Issue Description A skin disorder in dogs resulting from an urge
to lick the lower portion of the leg. The lesion from the incessant
licking is a thickened, firm, oval plaque. Other Names Lick Granuloma
Causes The cause of a lick granuloma is most often
psychogenic and is considered to be a form of canine
obsessive-compulsive disorder, but other causes include bacterial or
fungal infections, demodectic mange, trauma causing nerve damage,
allergies, or joint disease. Hot spots may also lead to the formation
of lick granulomas. Many large breed dogs appear to be predisposed.
Psychogenic causes include boredom, stress, or separation anxiety.
Lick granulomas are especially seen in large active dogs left alone
for long periods of time. The condition becomes a vicious cycle -
erosion of the skin from licking leads to pain and itching, which
leads to more licking. One theory is that excessive licking causes
endorphin release, causing an addiction to licking. The lick granuloma
often becomes infected with bacteria, causing a secondary problem.
Commonly Affected Breeds
Irish Setter and other setters
German Shepherd Dog
Keep in mind that any breed of dog can develop a lick granuloma,
including mixed breeds
Symptoms Lick granulomas are skin wounds typically
located on the distal area of the front leg or hind leg of a dog. Some
dogs may have more than one lick granuloma at a time. These lesions
usually appear as firm, raised, hairless areas of skin that may be
hyperpigmented, or darkened with pigment, due to the dog's chronic
licking of the area. The center of the lesion is usually ulcerated,
red, and moist, or may be covered by a scab.
Diagnosis In most cases, the diagnosis is made based on
the appearance and location of the lesion and the fact that the dog
has a compulsion to lick the area. Certain skin tumors, parasites,
embedded foreign bodies, and allergies can create lesions that look
very similar. In addition, trauma that causes bone fractures or nerve
injury can also lead to constant licking, creating a similar lesion.
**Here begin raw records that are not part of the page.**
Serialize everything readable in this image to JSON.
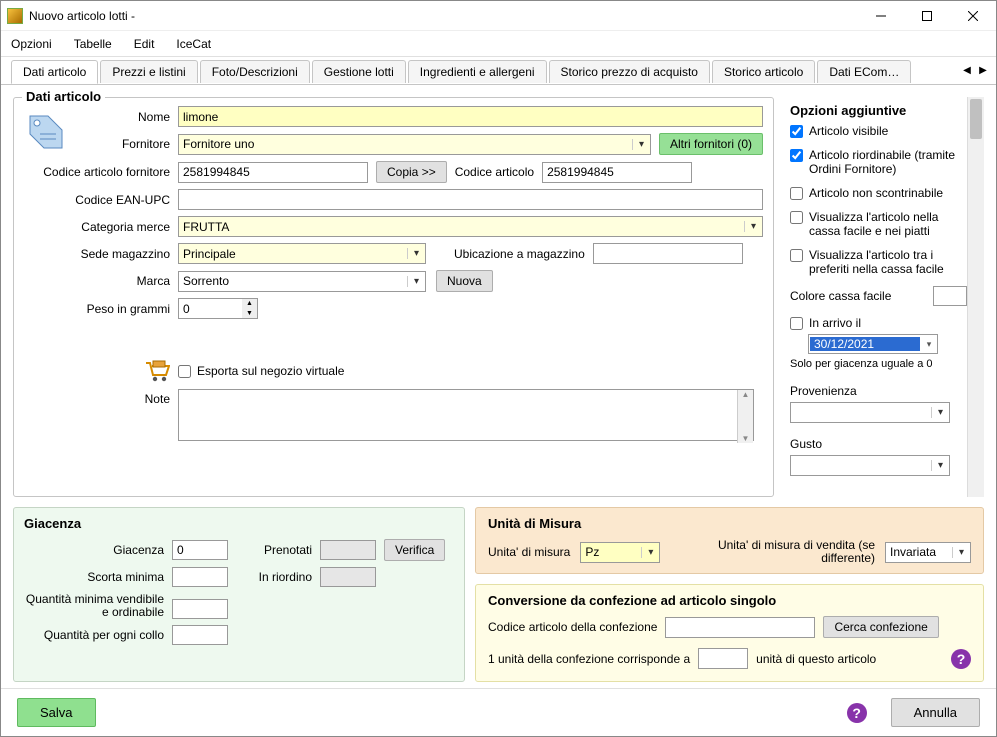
{
  "window": {
    "title": "Nuovo articolo lotti -"
  },
  "menubar": {
    "items": [
      "Opzioni",
      "Tabelle",
      "Edit",
      "IceCat"
    ]
  },
  "tabs": {
    "items": [
      "Dati articolo",
      "Prezzi e listini",
      "Foto/Descrizioni",
      "Gestione lotti",
      "Ingredienti e allergeni",
      "Storico prezzo di acquisto",
      "Storico articolo",
      "Dati ECom…"
    ],
    "active_index": 0
  },
  "dati_articolo": {
    "group_title": "Dati articolo",
    "labels": {
      "nome": "Nome",
      "fornitore": "Fornitore",
      "altri_fornitori": "Altri fornitori (0)",
      "codice_art_fornitore": "Codice articolo fornitore",
      "copia": "Copia >>",
      "codice_articolo": "Codice articolo",
      "codice_ean": "Codice EAN-UPC",
      "categoria": "Categoria merce",
      "sede": "Sede magazzino",
      "ubicazione": "Ubicazione a magazzino",
      "marca": "Marca",
      "nuova": "Nuova",
      "peso": "Peso in grammi",
      "esporta": "Esporta sul negozio virtuale",
      "note": "Note"
    },
    "values": {
      "nome": "limone",
      "fornitore": "Fornitore uno",
      "codice_art_fornitore": "2581994845",
      "codice_articolo": "2581994845",
      "codice_ean": "",
      "categoria": "FRUTTA",
      "sede": "Principale",
      "ubicazione": "",
      "marca": "Sorrento",
      "peso": "0",
      "esporta": false,
      "note": ""
    }
  },
  "opzioni": {
    "title": "Opzioni aggiuntive",
    "visibile": {
      "label": "Articolo visibile",
      "checked": true
    },
    "riordinabile": {
      "label": "Articolo riordinabile (tramite Ordini Fornitore)",
      "checked": true
    },
    "non_scontrinabile": {
      "label": "Articolo non scontrinabile",
      "checked": false
    },
    "cassa_facile": {
      "label": "Visualizza l'articolo nella cassa facile e nei piatti",
      "checked": false
    },
    "preferiti": {
      "label": "Visualizza l'articolo tra i preferiti nella cassa facile",
      "checked": false
    },
    "colore_label": "Colore cassa facile",
    "in_arrivo": {
      "label": "In arrivo il",
      "checked": false,
      "date": "30/12/2021",
      "note": "Solo per giacenza uguale a 0"
    },
    "provenienza": {
      "label": "Provenienza",
      "value": ""
    },
    "gusto": {
      "label": "Gusto",
      "value": ""
    }
  },
  "giacenza": {
    "title": "Giacenza",
    "labels": {
      "giacenza": "Giacenza",
      "prenotati": "Prenotati",
      "verifica": "Verifica",
      "scorta": "Scorta minima",
      "in_riordino": "In riordino",
      "q_min": "Quantità minima vendibile e ordinabile",
      "q_collo": "Quantità per ogni collo"
    },
    "values": {
      "giacenza": "0",
      "prenotati": "",
      "scorta": "",
      "in_riordino": "",
      "q_min": "",
      "q_collo": ""
    }
  },
  "um": {
    "title": "Unità di Misura",
    "unita_label": "Unita' di misura",
    "unita_value": "Pz",
    "vendita_label": "Unita' di misura di vendita (se differente)",
    "vendita_value": "Invariata"
  },
  "conv": {
    "title": "Conversione da confezione ad articolo singolo",
    "codice_label": "Codice articolo della confezione",
    "codice_value": "",
    "cerca": "Cerca confezione",
    "ratio_pre": "1 unità della confezione corrisponde a",
    "ratio_value": "",
    "ratio_post": "unità di questo articolo"
  },
  "footer": {
    "salva": "Salva",
    "annulla": "Annulla"
  }
}
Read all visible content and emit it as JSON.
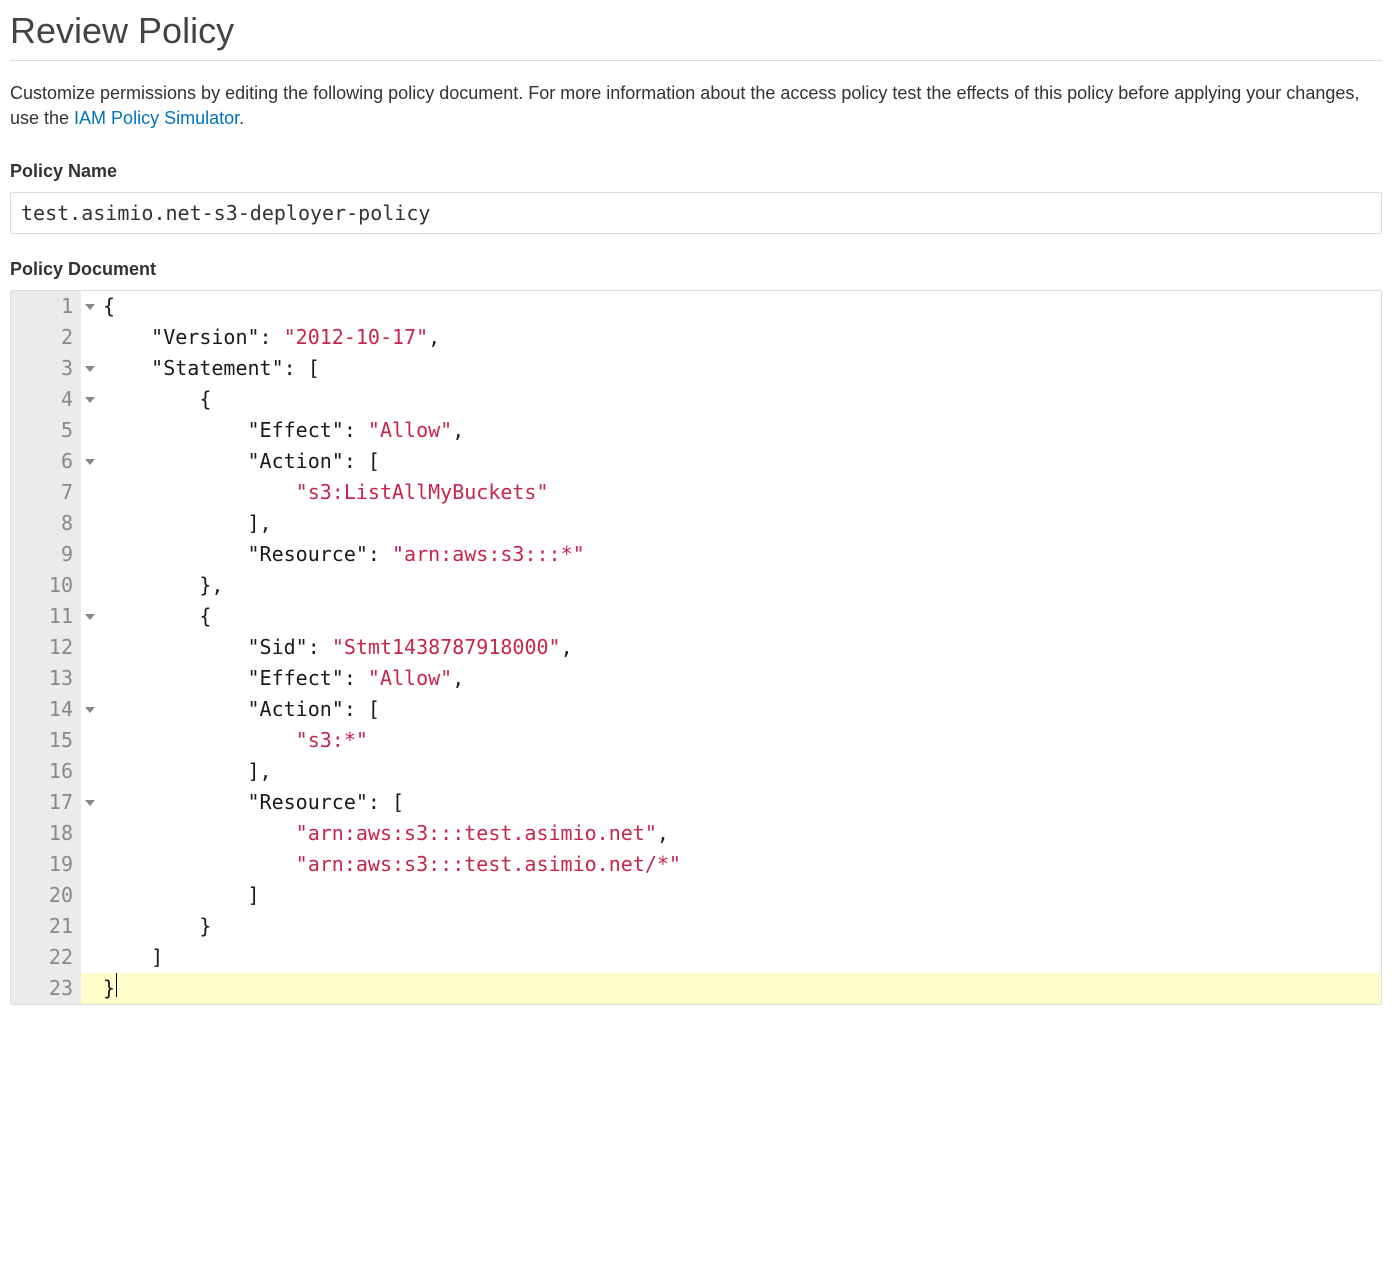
{
  "page": {
    "title": "Review Policy",
    "description_prefix": "Customize permissions by editing the following policy document. For more information about the access policy test the effects of this policy before applying your changes, use the ",
    "description_link_text": "IAM Policy Simulator",
    "description_suffix": "."
  },
  "labels": {
    "policy_name": "Policy Name",
    "policy_document": "Policy Document"
  },
  "form": {
    "policy_name_value": "test.asimio.net-s3-deployer-policy"
  },
  "editor": {
    "lines": [
      {
        "num": "1",
        "fold": true,
        "indent": 0,
        "tokens": [
          {
            "t": "punct",
            "v": "{"
          }
        ]
      },
      {
        "num": "2",
        "fold": false,
        "indent": 0,
        "tokens": [
          {
            "t": "text",
            "v": "    "
          },
          {
            "t": "key",
            "v": "\"Version\""
          },
          {
            "t": "punct",
            "v": ": "
          },
          {
            "t": "string",
            "v": "\"2012-10-17\""
          },
          {
            "t": "punct",
            "v": ","
          }
        ]
      },
      {
        "num": "3",
        "fold": true,
        "indent": 0,
        "tokens": [
          {
            "t": "text",
            "v": "    "
          },
          {
            "t": "key",
            "v": "\"Statement\""
          },
          {
            "t": "punct",
            "v": ": ["
          }
        ]
      },
      {
        "num": "4",
        "fold": true,
        "indent": 0,
        "tokens": [
          {
            "t": "text",
            "v": "        "
          },
          {
            "t": "punct",
            "v": "{"
          }
        ]
      },
      {
        "num": "5",
        "fold": false,
        "indent": 0,
        "tokens": [
          {
            "t": "text",
            "v": "            "
          },
          {
            "t": "key",
            "v": "\"Effect\""
          },
          {
            "t": "punct",
            "v": ": "
          },
          {
            "t": "string",
            "v": "\"Allow\""
          },
          {
            "t": "punct",
            "v": ","
          }
        ]
      },
      {
        "num": "6",
        "fold": true,
        "indent": 0,
        "tokens": [
          {
            "t": "text",
            "v": "            "
          },
          {
            "t": "key",
            "v": "\"Action\""
          },
          {
            "t": "punct",
            "v": ": ["
          }
        ]
      },
      {
        "num": "7",
        "fold": false,
        "indent": 0,
        "tokens": [
          {
            "t": "text",
            "v": "                "
          },
          {
            "t": "string",
            "v": "\"s3:ListAllMyBuckets\""
          }
        ]
      },
      {
        "num": "8",
        "fold": false,
        "indent": 0,
        "tokens": [
          {
            "t": "text",
            "v": "            "
          },
          {
            "t": "punct",
            "v": "],"
          }
        ]
      },
      {
        "num": "9",
        "fold": false,
        "indent": 0,
        "tokens": [
          {
            "t": "text",
            "v": "            "
          },
          {
            "t": "key",
            "v": "\"Resource\""
          },
          {
            "t": "punct",
            "v": ": "
          },
          {
            "t": "string",
            "v": "\"arn:aws:s3:::*\""
          }
        ]
      },
      {
        "num": "10",
        "fold": false,
        "indent": 0,
        "tokens": [
          {
            "t": "text",
            "v": "        "
          },
          {
            "t": "punct",
            "v": "},"
          }
        ]
      },
      {
        "num": "11",
        "fold": true,
        "indent": 0,
        "tokens": [
          {
            "t": "text",
            "v": "        "
          },
          {
            "t": "punct",
            "v": "{"
          }
        ]
      },
      {
        "num": "12",
        "fold": false,
        "indent": 0,
        "tokens": [
          {
            "t": "text",
            "v": "            "
          },
          {
            "t": "key",
            "v": "\"Sid\""
          },
          {
            "t": "punct",
            "v": ": "
          },
          {
            "t": "string",
            "v": "\"Stmt1438787918000\""
          },
          {
            "t": "punct",
            "v": ","
          }
        ]
      },
      {
        "num": "13",
        "fold": false,
        "indent": 0,
        "tokens": [
          {
            "t": "text",
            "v": "            "
          },
          {
            "t": "key",
            "v": "\"Effect\""
          },
          {
            "t": "punct",
            "v": ": "
          },
          {
            "t": "string",
            "v": "\"Allow\""
          },
          {
            "t": "punct",
            "v": ","
          }
        ]
      },
      {
        "num": "14",
        "fold": true,
        "indent": 0,
        "tokens": [
          {
            "t": "text",
            "v": "            "
          },
          {
            "t": "key",
            "v": "\"Action\""
          },
          {
            "t": "punct",
            "v": ": ["
          }
        ]
      },
      {
        "num": "15",
        "fold": false,
        "indent": 0,
        "tokens": [
          {
            "t": "text",
            "v": "                "
          },
          {
            "t": "string",
            "v": "\"s3:*\""
          }
        ]
      },
      {
        "num": "16",
        "fold": false,
        "indent": 0,
        "tokens": [
          {
            "t": "text",
            "v": "            "
          },
          {
            "t": "punct",
            "v": "],"
          }
        ]
      },
      {
        "num": "17",
        "fold": true,
        "indent": 0,
        "tokens": [
          {
            "t": "text",
            "v": "            "
          },
          {
            "t": "key",
            "v": "\"Resource\""
          },
          {
            "t": "punct",
            "v": ": ["
          }
        ]
      },
      {
        "num": "18",
        "fold": false,
        "indent": 0,
        "tokens": [
          {
            "t": "text",
            "v": "                "
          },
          {
            "t": "string",
            "v": "\"arn:aws:s3:::test.asimio.net\""
          },
          {
            "t": "punct",
            "v": ","
          }
        ]
      },
      {
        "num": "19",
        "fold": false,
        "indent": 0,
        "tokens": [
          {
            "t": "text",
            "v": "                "
          },
          {
            "t": "string",
            "v": "\"arn:aws:s3:::test.asimio.net/*\""
          }
        ]
      },
      {
        "num": "20",
        "fold": false,
        "indent": 0,
        "tokens": [
          {
            "t": "text",
            "v": "            "
          },
          {
            "t": "punct",
            "v": "]"
          }
        ]
      },
      {
        "num": "21",
        "fold": false,
        "indent": 0,
        "tokens": [
          {
            "t": "text",
            "v": "        "
          },
          {
            "t": "punct",
            "v": "}"
          }
        ]
      },
      {
        "num": "22",
        "fold": false,
        "indent": 0,
        "tokens": [
          {
            "t": "text",
            "v": "    "
          },
          {
            "t": "punct",
            "v": "]"
          }
        ]
      },
      {
        "num": "23",
        "fold": false,
        "indent": 0,
        "highlight": true,
        "cursor": true,
        "tokens": [
          {
            "t": "punct",
            "v": "}"
          }
        ]
      }
    ]
  }
}
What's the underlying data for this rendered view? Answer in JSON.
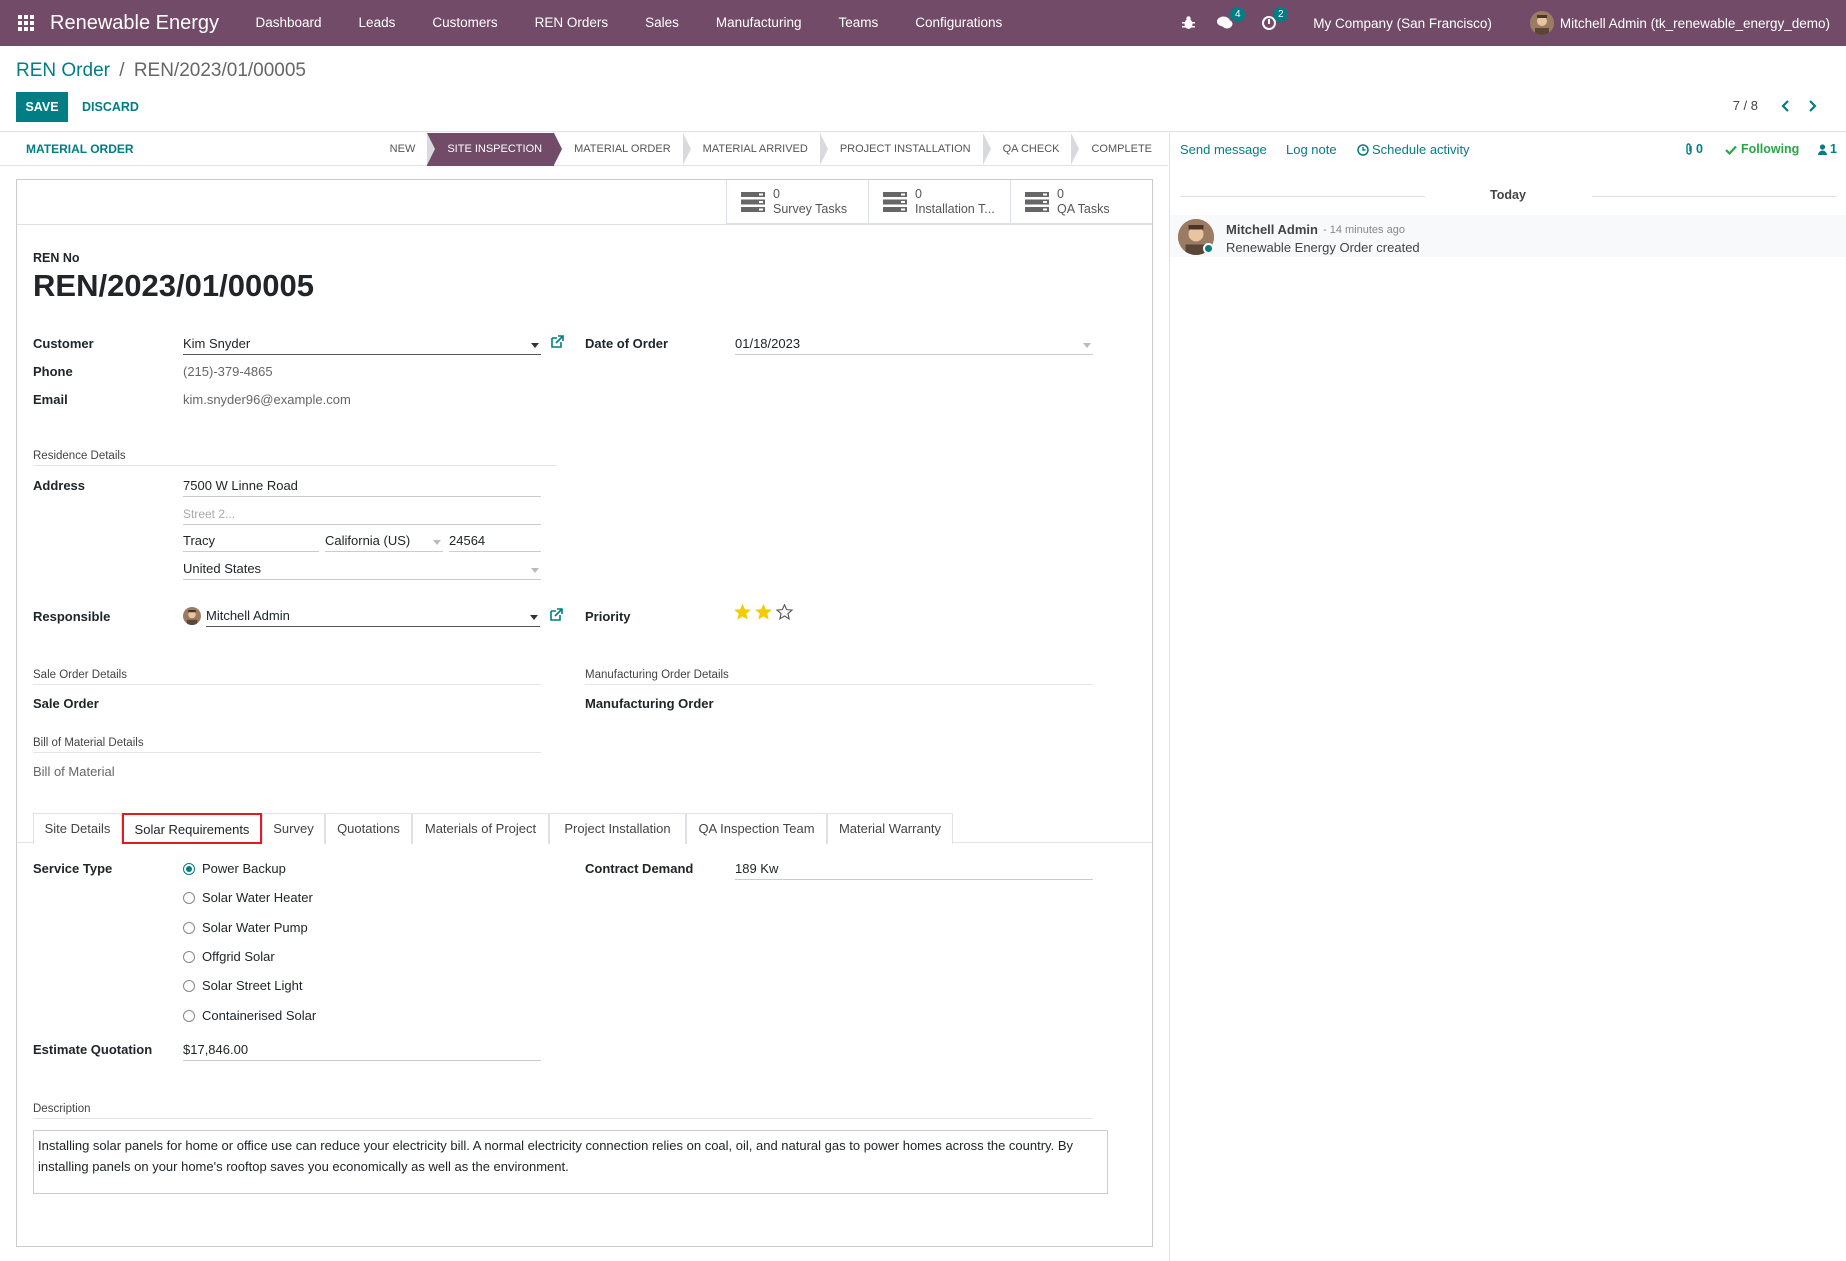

If the diagnosis is in doubt or if the dog does not respond well to
initial treatment, fungal cultures, radiographs (x-rays), and biopsies
may be recommended.
Treatment Treatment of the primary cause, if known, is
essential. The dog should be tested for allergies, and treated
accordingly if positive (fatty acids, antihistamines, hypoallergic
diet, etc). It may also be necessary to check thyroid levels as
hypothyroidism seems to play a role in some cases, particularly in
black Labrador retrievers; thyroid medication often will resolve the
problem if it's due to hypothyroidism.
cases, dealing with psychological factors is most important. Factors
should be identified such as being left alone all day, being confined,
and changes in the household. Correction of these causes may include
increased walks, avoiding confinement, and more interaction in the
Drugs may be used until behavior modification has had
time to take effect. Antidepressants are most commonly used, including
doxepin, amitriptyline, fluoxetine, and clomipramine. If the
psychological factors are not corrected, the dog will usually relapse
after the drugs are discontinued. Endorphin blockers such as
naltrexone can be used to reduce addiction to licking, or endorphin
substitutes such as hydrocodone may decrease the urge to lick.
The lesion should also be treated. Licking can be prevented by the use
of Elizabethan collars, bandages, or antilicking ointments (which are
bad tasting). Topical medications such as corticosteroids or DMSO may
be effective if used early. Small lesions may be injected with
triamcinolone or methylprednisolone. Oral antibiotics are used to
control infection. Surgery may be performed to remove whole lesions,
but there is risk of continued self mutilation to the area afterwards.
Other potential treatments include cryosurgery, laser surgery,
radiation therapy, and acupuncture. It is important to note that many
dogs will lick at another leg, creating a new lick granuloma, if they
are prevented from licking at the original one while it heals.
Overall, lick granulomas are very difficult to treat, with control
only being achieved in about 65 percent of cases.